Communications Minister Richard Alston attempted to downplay the depth of the divisions claiming: “Whilst I’m sure there will continue to be pockets of resistance, I think the overwhelming sentiment in the joint party room...was that the service levels (in rural areas) have increased out of sight.”
This was not the sentiment, however, in the party’s ranks. The decision to support the sale of Telstra quickly re-ignited a furor that had been simmering just below the surface. July saw a flood of public condemnations by National state branches and leading state party figures, including accusations that the national leadership and federal MPs had “sold out” the party’s rural based supporters.
On July 12, despite attempts by National Party federal president Helen Dickie to appease delegates, the party’s South Australian (SA) branch conference overwhelmingly voted against the Telstra sale, putting the state organisation in direct conflict with its federal counterpart.
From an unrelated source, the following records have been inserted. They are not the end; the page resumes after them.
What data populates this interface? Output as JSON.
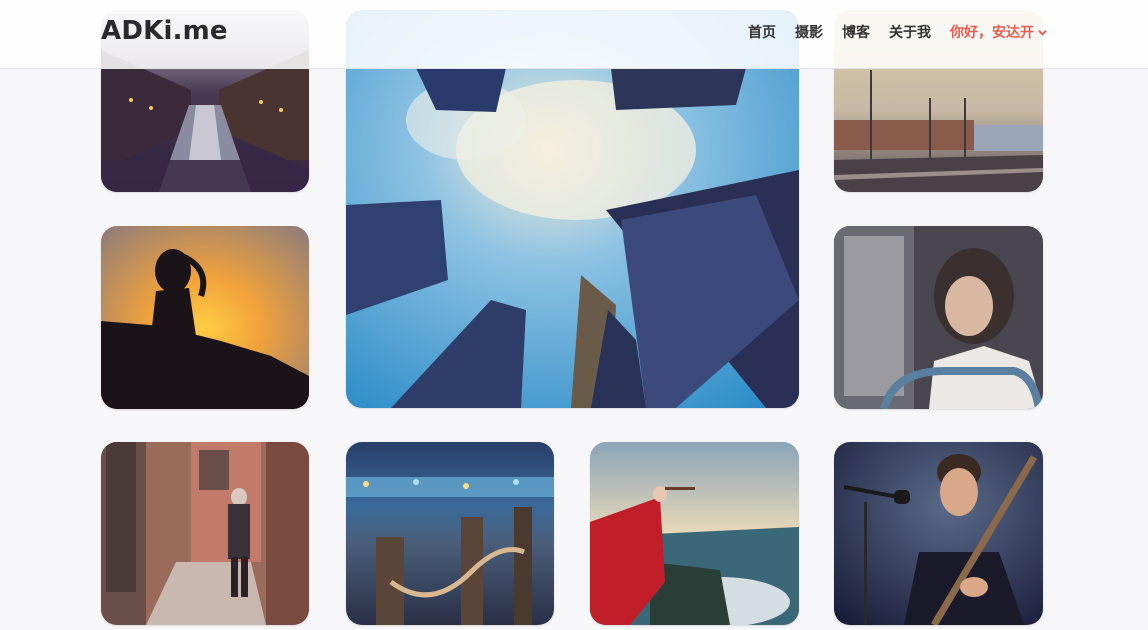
{
  "header": {
    "logo": "ADKi.me",
    "nav": [
      {
        "id": "home",
        "label": "首页"
      },
      {
        "id": "photography",
        "label": "摄影"
      },
      {
        "id": "blog",
        "label": "博客"
      },
      {
        "id": "about",
        "label": "关于我"
      }
    ],
    "user_greeting": "你好，安达开",
    "user_color": "#e95a4f"
  },
  "gallery": {
    "photos": [
      {
        "name": "canal-at-night"
      },
      {
        "name": "skyscrapers-sky"
      },
      {
        "name": "train-station"
      },
      {
        "name": "sunset-silhouette"
      },
      {
        "name": "woman-on-bus"
      },
      {
        "name": "old-man-alley"
      },
      {
        "name": "pier-rope-city"
      },
      {
        "name": "red-dress-violinist"
      },
      {
        "name": "guitar-player"
      }
    ]
  }
}
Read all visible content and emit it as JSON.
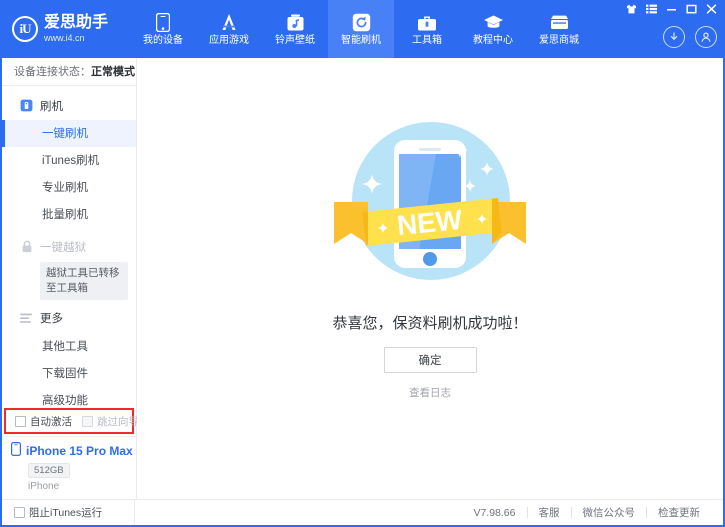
{
  "window": {
    "controls": [
      {
        "name": "skin-icon",
        "title": "换肤"
      },
      {
        "name": "menu-icon",
        "title": "主菜单"
      },
      {
        "name": "minimize-icon",
        "title": "最小化"
      },
      {
        "name": "maximize-icon",
        "title": "最大化"
      },
      {
        "name": "close-icon",
        "title": "关闭"
      }
    ]
  },
  "brand": {
    "mark": "iU",
    "name": "爱思助手",
    "url": "www.i4.cn"
  },
  "nav": {
    "items": [
      {
        "label": "我的设备",
        "icon": "phone-icon",
        "active": false
      },
      {
        "label": "应用游戏",
        "icon": "appstore-icon",
        "active": false
      },
      {
        "label": "铃声壁纸",
        "icon": "music-box-icon",
        "active": false
      },
      {
        "label": "智能刷机",
        "icon": "refresh-icon",
        "active": true
      },
      {
        "label": "工具箱",
        "icon": "toolbox-icon",
        "active": false
      },
      {
        "label": "教程中心",
        "icon": "graduation-cap-icon",
        "active": false
      },
      {
        "label": "爱思商城",
        "icon": "store-icon",
        "active": false
      }
    ],
    "download_icon": "download-icon",
    "account_icon": "account-icon"
  },
  "sidebar": {
    "connection_label": "设备连接状态：",
    "connection_value": "正常模式",
    "groups": [
      {
        "label": "刷机",
        "icon": "flash-icon",
        "locked": false,
        "items": [
          {
            "label": "一键刷机",
            "active": true
          },
          {
            "label": "iTunes刷机",
            "active": false
          },
          {
            "label": "专业刷机",
            "active": false
          },
          {
            "label": "批量刷机",
            "active": false
          }
        ]
      },
      {
        "label": "一键越狱",
        "icon": "lock-icon",
        "locked": true,
        "tooltip": "越狱工具已转移至工具箱",
        "items": []
      },
      {
        "label": "更多",
        "icon": "list-icon",
        "locked": false,
        "items": [
          {
            "label": "其他工具",
            "active": false
          },
          {
            "label": "下载固件",
            "active": false
          },
          {
            "label": "高级功能",
            "active": false
          }
        ]
      }
    ],
    "options": [
      {
        "label": "自动激活",
        "checked": false,
        "disabled": false
      },
      {
        "label": "跳过向导",
        "checked": false,
        "disabled": true
      }
    ],
    "device": {
      "name": "iPhone 15 Pro Max",
      "capacity": "512GB",
      "type": "iPhone",
      "icon": "phone-small-icon"
    }
  },
  "content": {
    "badge_text": "NEW",
    "message": "恭喜您，保资料刷机成功啦！",
    "confirm_button": "确定",
    "log_link": "查看日志"
  },
  "footer": {
    "block_itunes": {
      "label": "阻止iTunes运行",
      "checked": false
    },
    "version": "V7.98.66",
    "links": [
      "客服",
      "微信公众号",
      "检查更新"
    ]
  },
  "colors": {
    "brand_blue": "#2d6cf0",
    "active_nav": "#4880f5",
    "sidebar_active_bg": "#eef3fe",
    "highlight_red": "#ee2b2b",
    "illus_circle": "#b9e3f7",
    "ribbon_yellow": "#ffe04d",
    "ribbon_yellow_dark": "#fbc02d",
    "phone_screen": "#7fb5f5"
  }
}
The SA president Robin Dixon-Thompson warned, “If they (the federal leadership) think it is going to be a smooth ride, they are in for a big shock.”
Queensland branch leader Lawrence Springborg threatened a similar outcome at the Queensland conference, warning that opposition in that state “was stronger than ever”. “The mood I’ve picked up around Queensland has actually reinforced my opposition to the sale,” he said.
On July 22, president of the 13,500-member Australian NSW Farmers Association Mal Peters slammed the sale saying, “probably 80 to 85 percent of people at most meetings I go to are opposed to it. A lot of people have still got lousy services”. He pointed out that the opportunity to “expand the value of Australian farming” depended on the provision of up-to-date technology and warned that the sale of Telstra “could destroy our ability to bring back capital, productivity and people to agriculture”.
Despite the sops presently being handed out, and government “guarantees” that services will be maintained and upgraded by a fully privatised Telstra, these will rapidly evaporate once the sale is finally pushed through. Under the new conditions, the provision of communications, like all other services, will be determined solely on the basis of their potential to return ever-greater profits and fuel increasing dividends for a handful of large investors.